Data supplied:
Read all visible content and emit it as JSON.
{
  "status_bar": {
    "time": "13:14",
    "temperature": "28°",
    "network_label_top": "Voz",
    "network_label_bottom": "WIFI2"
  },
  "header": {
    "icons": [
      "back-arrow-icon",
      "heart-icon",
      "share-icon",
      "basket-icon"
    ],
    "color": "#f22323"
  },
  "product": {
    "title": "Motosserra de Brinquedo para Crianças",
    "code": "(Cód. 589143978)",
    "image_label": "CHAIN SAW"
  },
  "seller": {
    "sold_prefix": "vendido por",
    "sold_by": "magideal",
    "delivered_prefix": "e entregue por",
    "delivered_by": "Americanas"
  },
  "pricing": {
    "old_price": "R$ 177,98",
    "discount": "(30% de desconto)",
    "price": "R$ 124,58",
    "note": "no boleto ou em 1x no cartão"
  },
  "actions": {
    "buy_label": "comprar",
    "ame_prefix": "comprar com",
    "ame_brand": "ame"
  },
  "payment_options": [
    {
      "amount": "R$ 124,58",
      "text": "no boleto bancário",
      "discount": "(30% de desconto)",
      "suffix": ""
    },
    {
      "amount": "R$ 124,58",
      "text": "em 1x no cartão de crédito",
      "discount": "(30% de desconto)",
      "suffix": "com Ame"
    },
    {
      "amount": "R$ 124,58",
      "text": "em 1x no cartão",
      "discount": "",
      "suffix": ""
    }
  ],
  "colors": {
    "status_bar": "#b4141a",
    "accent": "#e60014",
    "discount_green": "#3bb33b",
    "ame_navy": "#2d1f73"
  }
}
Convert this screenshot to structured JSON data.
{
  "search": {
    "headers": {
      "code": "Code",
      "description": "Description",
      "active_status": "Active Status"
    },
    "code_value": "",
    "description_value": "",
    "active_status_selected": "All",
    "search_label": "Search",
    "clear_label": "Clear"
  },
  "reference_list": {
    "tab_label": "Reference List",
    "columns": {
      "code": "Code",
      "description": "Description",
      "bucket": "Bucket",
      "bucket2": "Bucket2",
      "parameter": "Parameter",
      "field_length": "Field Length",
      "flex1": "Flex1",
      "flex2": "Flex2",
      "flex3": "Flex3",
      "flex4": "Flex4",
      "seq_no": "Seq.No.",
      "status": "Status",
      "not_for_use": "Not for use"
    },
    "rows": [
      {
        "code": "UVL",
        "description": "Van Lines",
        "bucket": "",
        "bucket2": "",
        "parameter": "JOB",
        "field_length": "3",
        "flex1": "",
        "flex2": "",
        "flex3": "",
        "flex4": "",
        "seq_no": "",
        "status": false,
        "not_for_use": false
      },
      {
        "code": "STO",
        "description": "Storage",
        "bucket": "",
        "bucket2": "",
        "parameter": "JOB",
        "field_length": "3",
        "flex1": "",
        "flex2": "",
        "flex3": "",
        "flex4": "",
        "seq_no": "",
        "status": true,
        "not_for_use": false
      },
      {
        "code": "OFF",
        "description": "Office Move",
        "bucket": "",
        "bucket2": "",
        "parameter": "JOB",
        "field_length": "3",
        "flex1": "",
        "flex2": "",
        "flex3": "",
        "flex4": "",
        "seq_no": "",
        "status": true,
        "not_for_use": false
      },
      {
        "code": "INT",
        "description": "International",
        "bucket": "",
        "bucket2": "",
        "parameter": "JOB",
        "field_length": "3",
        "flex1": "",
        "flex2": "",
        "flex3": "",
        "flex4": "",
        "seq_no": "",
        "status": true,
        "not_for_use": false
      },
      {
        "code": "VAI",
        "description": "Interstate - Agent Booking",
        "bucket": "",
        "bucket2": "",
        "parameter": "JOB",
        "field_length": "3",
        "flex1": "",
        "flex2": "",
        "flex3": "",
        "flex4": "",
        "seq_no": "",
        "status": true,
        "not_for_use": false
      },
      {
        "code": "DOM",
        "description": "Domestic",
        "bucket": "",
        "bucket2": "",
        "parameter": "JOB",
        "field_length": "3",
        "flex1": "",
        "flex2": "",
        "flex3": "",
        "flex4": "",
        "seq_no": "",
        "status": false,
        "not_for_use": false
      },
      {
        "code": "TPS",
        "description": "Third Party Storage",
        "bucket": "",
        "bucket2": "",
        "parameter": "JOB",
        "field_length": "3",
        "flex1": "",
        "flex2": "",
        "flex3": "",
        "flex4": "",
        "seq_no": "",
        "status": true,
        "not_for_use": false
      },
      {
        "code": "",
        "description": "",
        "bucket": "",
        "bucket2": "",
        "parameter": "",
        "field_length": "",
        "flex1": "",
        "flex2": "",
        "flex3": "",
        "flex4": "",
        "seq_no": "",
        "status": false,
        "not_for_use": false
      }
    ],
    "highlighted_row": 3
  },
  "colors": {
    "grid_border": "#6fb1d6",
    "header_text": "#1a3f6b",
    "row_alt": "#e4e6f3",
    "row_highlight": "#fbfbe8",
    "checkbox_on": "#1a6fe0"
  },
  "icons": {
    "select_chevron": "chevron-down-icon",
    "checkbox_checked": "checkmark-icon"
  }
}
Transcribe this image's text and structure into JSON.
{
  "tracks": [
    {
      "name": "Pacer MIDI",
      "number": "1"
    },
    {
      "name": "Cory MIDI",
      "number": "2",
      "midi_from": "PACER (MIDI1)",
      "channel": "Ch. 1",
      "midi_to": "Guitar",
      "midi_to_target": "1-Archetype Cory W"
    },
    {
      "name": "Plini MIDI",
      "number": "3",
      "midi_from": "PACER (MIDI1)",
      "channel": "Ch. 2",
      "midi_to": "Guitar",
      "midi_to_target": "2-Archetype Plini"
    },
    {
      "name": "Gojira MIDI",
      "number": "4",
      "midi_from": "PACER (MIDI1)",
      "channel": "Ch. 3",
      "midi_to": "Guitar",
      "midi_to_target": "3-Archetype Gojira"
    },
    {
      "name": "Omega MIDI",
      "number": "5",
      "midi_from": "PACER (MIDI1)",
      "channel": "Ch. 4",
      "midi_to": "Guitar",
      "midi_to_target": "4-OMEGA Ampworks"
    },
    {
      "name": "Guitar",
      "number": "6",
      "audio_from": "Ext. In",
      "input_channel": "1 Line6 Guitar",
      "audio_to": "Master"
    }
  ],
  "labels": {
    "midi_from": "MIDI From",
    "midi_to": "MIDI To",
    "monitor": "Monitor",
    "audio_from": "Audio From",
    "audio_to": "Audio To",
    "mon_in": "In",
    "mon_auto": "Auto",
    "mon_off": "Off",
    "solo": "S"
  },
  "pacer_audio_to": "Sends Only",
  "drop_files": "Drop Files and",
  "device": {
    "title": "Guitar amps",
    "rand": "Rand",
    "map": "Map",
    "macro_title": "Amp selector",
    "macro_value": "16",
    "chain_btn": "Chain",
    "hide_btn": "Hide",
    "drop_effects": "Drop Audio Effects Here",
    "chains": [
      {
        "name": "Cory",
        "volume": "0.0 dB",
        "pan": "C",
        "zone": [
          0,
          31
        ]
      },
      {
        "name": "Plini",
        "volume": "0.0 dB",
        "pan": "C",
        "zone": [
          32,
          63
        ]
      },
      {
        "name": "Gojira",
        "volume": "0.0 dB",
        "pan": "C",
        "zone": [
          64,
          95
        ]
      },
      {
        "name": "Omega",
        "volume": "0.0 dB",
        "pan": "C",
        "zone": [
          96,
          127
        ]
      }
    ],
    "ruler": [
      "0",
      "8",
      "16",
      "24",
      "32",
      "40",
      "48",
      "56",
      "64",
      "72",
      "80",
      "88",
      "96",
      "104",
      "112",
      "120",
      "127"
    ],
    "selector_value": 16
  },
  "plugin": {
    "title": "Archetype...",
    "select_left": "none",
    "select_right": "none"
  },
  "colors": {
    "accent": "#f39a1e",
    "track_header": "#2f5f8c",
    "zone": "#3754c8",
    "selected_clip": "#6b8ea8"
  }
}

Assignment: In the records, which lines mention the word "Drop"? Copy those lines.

Response:
  "drop_files": "Drop Files and",
    "drop_effects": "Drop Audio Effects Here",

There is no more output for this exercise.